Int J Oral Maxillofac Implants 24 (2009), No. 4 15. Sep. 2009
Purpose: Passive fit of implant-supported superstructures cannot currently be achieved. The aim of this investigation was to create a methodology that can be used to study the effects of prosthesis misfit in humans.
Materials and Methods: An edentulous patient received two interforaminal implants and a screw-retained bar for the retention of the mandibular denture. A corresponding in vitro model with strain gauges placed mesially and distally, adjacent to the implants, was fabricated to serve as a standardizing control. Over a period of 6 months, a total of 10 measurements on both the in vitro model and in the patient's mouth were conducted with newly fixed strain gauges on the bar.
Results: The in vitro experiments showed that no component wear at the abutment-bar interface had occurred and that repositioning of the strain gauges on the bar caused deviations in strain measurements up to 10.55%. In vivo, a reduction in strain development, from 445 to 383 µm/m, was observed in the initial phase up to 12 weeks after bar insertion. Subsequently, the measurement values increased, and after a period of 24 weeks, they nearly reached the initial strain level (443 µm/m). Only minor changes in strain development of the bar could be detected; these might be a result of limited dynamic loading and the cortical architecture of the surrounding bone.

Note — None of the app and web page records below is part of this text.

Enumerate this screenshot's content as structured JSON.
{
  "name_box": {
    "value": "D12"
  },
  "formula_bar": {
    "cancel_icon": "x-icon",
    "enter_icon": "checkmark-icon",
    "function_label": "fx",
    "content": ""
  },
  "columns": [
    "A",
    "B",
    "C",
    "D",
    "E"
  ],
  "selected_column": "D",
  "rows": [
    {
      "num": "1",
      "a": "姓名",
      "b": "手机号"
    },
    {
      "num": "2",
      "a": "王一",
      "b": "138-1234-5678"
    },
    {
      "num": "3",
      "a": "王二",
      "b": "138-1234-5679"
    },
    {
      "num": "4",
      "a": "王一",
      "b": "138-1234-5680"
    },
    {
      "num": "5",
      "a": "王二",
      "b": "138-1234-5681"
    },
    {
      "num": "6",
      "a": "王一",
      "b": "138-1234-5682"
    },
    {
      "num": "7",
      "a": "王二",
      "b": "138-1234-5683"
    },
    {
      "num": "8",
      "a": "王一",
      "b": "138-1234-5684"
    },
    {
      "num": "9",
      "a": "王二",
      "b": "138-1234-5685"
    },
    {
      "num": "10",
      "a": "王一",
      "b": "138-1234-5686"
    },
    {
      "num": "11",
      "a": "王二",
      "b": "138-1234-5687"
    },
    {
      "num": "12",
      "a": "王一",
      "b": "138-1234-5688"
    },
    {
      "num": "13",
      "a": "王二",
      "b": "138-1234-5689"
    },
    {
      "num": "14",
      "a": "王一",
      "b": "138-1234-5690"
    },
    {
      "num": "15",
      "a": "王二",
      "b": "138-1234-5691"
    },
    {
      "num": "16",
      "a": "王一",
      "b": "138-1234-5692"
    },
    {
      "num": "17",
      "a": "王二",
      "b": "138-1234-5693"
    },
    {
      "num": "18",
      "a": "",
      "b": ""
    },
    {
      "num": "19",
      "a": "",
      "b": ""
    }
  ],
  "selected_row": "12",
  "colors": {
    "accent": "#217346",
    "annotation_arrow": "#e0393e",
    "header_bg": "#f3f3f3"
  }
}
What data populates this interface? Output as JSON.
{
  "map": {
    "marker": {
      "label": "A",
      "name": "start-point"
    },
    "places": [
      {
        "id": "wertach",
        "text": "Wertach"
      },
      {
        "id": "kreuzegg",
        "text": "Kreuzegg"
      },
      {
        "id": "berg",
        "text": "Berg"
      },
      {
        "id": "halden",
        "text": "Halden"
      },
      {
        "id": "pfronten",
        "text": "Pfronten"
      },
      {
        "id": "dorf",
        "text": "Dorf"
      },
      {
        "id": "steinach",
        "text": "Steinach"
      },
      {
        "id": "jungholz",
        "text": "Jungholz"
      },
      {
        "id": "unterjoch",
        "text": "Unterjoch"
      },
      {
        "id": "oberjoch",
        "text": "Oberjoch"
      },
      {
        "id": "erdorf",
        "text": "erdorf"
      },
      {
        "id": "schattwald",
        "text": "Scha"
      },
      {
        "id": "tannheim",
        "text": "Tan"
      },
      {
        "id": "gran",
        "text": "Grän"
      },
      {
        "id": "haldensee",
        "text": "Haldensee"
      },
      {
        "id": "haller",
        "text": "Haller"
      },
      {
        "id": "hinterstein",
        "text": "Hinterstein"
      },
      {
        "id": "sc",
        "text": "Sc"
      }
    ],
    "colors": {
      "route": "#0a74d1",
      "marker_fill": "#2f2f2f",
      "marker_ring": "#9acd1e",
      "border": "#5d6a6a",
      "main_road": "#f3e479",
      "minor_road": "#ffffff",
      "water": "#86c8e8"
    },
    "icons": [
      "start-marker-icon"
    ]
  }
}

Deviations in measurement accuracy caused by repositioning of the bar strain gauge are a limitation of this technique and should be eliminated in future studies.
Conclusions: The present methodology can be applied to study changes in static implant loading over time in humans.
Keywords: bone remodeling, passive fit, static implant loading, strain gauge technique, stress development